To test the efficacy of your transfer essay, try replacing your target school’s name with a different university. If the essay still makes sense when you substitute the new school, your essay is not specific enough.


Some (though not many) colleges and universities require transfer applicants to include a resume with their application. Use it as an opportunity to add depth to your achievements and extracurriculars. Additionally, use a template rather than creating your own resume from scratch. Using a template will better ensure your resume aligns with American expectations and provides all of the necessary information. You can contact me for a template or find one online.

10) What school-specific advice do you have for transfer students?

I have written (and continue to write) school-specific transfer guides. You can find them here:




UT Austin

UC Berkeley

💗💗💗  If you want assistance with your transfer application essay, or transferring in general, please reach out. I help many students successfully transfer into their dream schools every year, and I can do the same for you!

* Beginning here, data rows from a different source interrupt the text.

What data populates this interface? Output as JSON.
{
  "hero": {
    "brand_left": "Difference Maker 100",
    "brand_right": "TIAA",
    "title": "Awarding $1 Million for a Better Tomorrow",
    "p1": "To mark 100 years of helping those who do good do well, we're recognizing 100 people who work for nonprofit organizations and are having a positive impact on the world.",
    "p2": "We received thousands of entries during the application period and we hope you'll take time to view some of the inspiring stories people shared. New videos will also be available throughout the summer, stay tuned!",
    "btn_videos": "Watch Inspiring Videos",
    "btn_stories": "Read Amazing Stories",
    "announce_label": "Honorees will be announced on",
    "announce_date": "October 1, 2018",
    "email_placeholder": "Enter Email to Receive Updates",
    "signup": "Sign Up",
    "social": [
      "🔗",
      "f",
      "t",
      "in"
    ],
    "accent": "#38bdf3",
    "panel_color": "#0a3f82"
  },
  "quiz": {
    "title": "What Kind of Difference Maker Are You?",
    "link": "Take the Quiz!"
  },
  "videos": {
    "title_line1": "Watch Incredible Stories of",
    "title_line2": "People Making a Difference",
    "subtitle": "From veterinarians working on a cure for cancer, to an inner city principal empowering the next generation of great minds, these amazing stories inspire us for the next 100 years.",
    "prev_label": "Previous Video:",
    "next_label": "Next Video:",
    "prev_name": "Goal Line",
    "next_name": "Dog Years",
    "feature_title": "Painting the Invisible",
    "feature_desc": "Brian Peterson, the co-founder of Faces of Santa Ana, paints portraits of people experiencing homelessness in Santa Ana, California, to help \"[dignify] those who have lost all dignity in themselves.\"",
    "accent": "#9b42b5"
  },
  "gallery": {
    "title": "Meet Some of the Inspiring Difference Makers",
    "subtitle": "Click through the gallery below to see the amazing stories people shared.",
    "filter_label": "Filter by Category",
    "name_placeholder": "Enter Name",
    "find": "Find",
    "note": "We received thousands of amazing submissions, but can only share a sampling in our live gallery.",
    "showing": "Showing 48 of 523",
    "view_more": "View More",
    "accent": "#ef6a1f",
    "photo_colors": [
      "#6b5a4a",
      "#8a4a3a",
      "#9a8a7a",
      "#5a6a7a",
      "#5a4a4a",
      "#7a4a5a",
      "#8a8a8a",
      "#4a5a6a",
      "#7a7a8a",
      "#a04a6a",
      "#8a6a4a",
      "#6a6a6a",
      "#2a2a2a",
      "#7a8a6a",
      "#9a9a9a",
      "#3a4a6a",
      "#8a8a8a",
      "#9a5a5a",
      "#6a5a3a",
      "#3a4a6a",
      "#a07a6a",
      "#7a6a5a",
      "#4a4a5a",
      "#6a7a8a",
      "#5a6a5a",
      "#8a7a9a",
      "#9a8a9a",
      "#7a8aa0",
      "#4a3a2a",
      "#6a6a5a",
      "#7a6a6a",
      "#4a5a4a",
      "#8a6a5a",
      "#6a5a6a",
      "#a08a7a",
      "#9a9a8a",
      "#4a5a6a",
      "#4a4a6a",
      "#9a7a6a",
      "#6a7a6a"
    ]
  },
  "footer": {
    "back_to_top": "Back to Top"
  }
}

I offer hourly services, 3 different transfer packages, as well as a Fundamental Transfer Plan that includes a personalized transfer analysis, a 1-hour strategy call culminating in a formal transfer plan, and 5 hours of transfer application guidance.

Here’s what past transfer clients have had to say:

“I just want to let you know how thankful I am for your help. I'm able to make progress toward my degree because of your help in the process of transfer applications. Given my situation, it was amazing how many schools I got into! This wouldn't have been possible without your help.”

“I just wanted to share that I’ve been admitted to NYU!! You definitely exceeded my expectations and made me think deeply about things I had never thought about before. Thank you so much for your honesty and guidance. It helped me a lot.”

Thank you for reading my post; I hope it has been helpful for you!